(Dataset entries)
----

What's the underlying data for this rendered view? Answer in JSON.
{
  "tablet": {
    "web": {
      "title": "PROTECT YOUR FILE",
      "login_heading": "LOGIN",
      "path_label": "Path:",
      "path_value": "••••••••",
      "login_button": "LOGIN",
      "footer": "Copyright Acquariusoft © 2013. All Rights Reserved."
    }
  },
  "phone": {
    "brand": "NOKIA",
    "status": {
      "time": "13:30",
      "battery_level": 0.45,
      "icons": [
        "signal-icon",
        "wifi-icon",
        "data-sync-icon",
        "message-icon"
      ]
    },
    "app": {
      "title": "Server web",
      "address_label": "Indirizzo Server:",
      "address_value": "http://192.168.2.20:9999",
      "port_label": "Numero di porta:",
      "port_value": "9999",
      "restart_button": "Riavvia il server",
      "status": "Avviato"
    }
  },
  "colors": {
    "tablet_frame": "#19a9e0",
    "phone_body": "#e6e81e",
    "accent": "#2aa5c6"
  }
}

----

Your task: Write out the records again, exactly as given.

Written response:
What's the underlying data for this rendered view? Answer in JSON.
{
  "tablet": {
    "web": {
      "title": "PROTECT YOUR FILE",
      "login_heading": "LOGIN",
      "path_label": "Path:",
      "path_value": "••••••••",
      "login_button": "LOGIN",
      "footer": "Copyright Acquariusoft © 2013. All Rights Reserved."
    }
  },
  "phone": {
    "brand": "NOKIA",
    "status": {
      "time": "13:30",
      "battery_level": 0.45,
      "icons": [
        "signal-icon",
        "wifi-icon",
        "data-sync-icon",
        "message-icon"
      ]
    },
    "app": {
      "title": "Server web",
      "address_label": "Indirizzo Server:",
      "address_value": "http://192.168.2.20:9999",
      "port_label": "Numero di porta:",
      "port_value": "9999",
      "restart_button": "Riavvia il server",
      "status": "Avviato"
    }
  },
  "colors": {
    "tablet_frame": "#19a9e0",
    "phone_body": "#e6e81e",
    "accent": "#2aa5c6"
  }
}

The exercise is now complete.